Well, it's March – the month that pays tribute to women. No, not by coming in like a lion and going out like a lamb, but by being Women's History Month. So we thought it would be a good time to pay tribute to all those responsible for creating the special historical moments that we're sure to see recounted over the next few weeks.
Bernt Balchen (Amelia Earhart's flight across the Atlantic)
Flying solo across the Atlantic Ocean is no small feat. Especially in 1932. That's why Amelia Earhart was lucky to hire Bernt Balchen as her technical advisor. This famed Norwegian American aviator didn't let the social stigma of working for a woman keep him from plotting the course for one of the most famous flights in history.
President Jimmy Carter (The Susan B. Anthony Dollar)
You can't think of the woman's suffrage movement without being impressed by the courage and foresight of President Jimmy Carter who signed the Susan B. Anthony Dollar Coin Act into law in 1978. For three full years, America were forced to sit up and take notice of these coins because even though they looked like quarters, they did not work in Space Invaders arcade games.
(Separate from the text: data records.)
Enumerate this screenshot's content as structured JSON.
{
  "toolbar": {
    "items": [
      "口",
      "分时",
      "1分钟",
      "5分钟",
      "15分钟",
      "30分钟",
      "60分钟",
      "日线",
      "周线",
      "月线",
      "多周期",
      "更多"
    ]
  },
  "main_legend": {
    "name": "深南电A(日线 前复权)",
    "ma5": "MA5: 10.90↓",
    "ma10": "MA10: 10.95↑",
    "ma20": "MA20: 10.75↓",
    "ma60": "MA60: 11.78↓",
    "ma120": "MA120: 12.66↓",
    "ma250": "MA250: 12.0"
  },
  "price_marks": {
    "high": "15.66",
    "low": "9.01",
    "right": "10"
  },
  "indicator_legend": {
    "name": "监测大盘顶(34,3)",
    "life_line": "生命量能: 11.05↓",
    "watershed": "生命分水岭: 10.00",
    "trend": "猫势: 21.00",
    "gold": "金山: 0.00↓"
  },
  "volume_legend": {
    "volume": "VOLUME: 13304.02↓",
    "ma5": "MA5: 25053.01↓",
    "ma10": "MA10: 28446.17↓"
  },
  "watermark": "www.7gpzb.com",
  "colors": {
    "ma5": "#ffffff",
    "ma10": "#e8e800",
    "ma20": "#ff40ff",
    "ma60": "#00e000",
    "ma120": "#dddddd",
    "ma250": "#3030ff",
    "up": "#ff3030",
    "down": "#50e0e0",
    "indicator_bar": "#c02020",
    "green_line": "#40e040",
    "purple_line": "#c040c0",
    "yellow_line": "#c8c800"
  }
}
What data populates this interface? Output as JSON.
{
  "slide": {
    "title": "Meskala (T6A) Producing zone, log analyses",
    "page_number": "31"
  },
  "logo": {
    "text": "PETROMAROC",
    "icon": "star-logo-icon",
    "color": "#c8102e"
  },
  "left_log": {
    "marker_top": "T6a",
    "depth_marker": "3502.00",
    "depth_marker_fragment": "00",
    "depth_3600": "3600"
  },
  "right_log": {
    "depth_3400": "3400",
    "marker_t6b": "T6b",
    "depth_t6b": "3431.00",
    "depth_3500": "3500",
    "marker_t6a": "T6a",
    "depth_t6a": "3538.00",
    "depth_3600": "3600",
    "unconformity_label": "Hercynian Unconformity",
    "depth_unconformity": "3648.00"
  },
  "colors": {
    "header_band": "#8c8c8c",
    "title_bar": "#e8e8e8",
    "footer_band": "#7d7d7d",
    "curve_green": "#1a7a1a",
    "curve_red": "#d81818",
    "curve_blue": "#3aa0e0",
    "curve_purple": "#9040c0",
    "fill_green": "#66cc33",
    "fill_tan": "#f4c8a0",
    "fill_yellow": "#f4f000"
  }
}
William Gibson (That play about Helen Keller)
People don't want to see those with disabilities. Especially those afflicted with multiple challenges. It's easy to say, "let's ignore the afflicted." But William Gibson, using just his determination (and Helen Keller's autobiography) created the celebrated stage play The Miracle Worker. Now millions worldwide have heard the story of a handicapped woman and her dedicated teacher thanks to the talent and persistence of this one man.
Walter Mondale (Geraldine Ferraro's vice-presidential bid)
Although this country may never see fit to elect a woman as President, when it came to picking a Vice President, one visionary Democrat had the courage to look traditional biases in the face and ask, "Eh, why not?" Walter Mondale, the losiest Presidential contender in history was a winner when it came to selecting a running mate who would ensure he was remembered for being something other than the losiest Presidential contender in history.
John Locke (The Seneca Falls convention)
Perhaps, the greatest of all English philosophers, and certainly the leading Enlightenment thinker, Locke set forth principles of natural rights and freedoms that sent reverberations far and wide. One of the consequences? Elizabeth Cady Stanton and Lucretia Mott now could fill up their Seneca Falls Declaration setting forth the argument for equal rights for women with ideas beyond those they had learned around the spinning wheel.
Although historians debate if these two men have ever actually met, women everywhere continue to be grateful for the contributions they have made. Phil Donahue, with little more than some moxie and hard work, created a television template that Oprah Winfrey would mimic to become one of the richest women on the planet. But in her darkest hour — the infamous "beef slander" trial of 1998 — Oprah hired the valiant Dr. Phil who stood up to bigotry and intolerance by helping her win at trial while charging her lots of money for his counseling.
President Barack Obama (Hillary Clinton's secretarial position)
Although Barack Obama is not technically a White man, we here at Indecision were struggling to find a seventh great moment in women's history, and we didn't want bigotry to get in the way of our tribute. Accordingly, even though he was able to defeat Hillary Clinton for the Presidential nomination, President Obama, stood down detractors and naysayers when he chose Clinton as his Secretary of State. Finally, the leader of the free world looked at a woman and said — for all to hear — "Yeah, okay."
Tags: Barack Obama, Geraldine Ferraro, Hillary Clinton, Jimmy Carter, Men and Women, Oprah Winfrey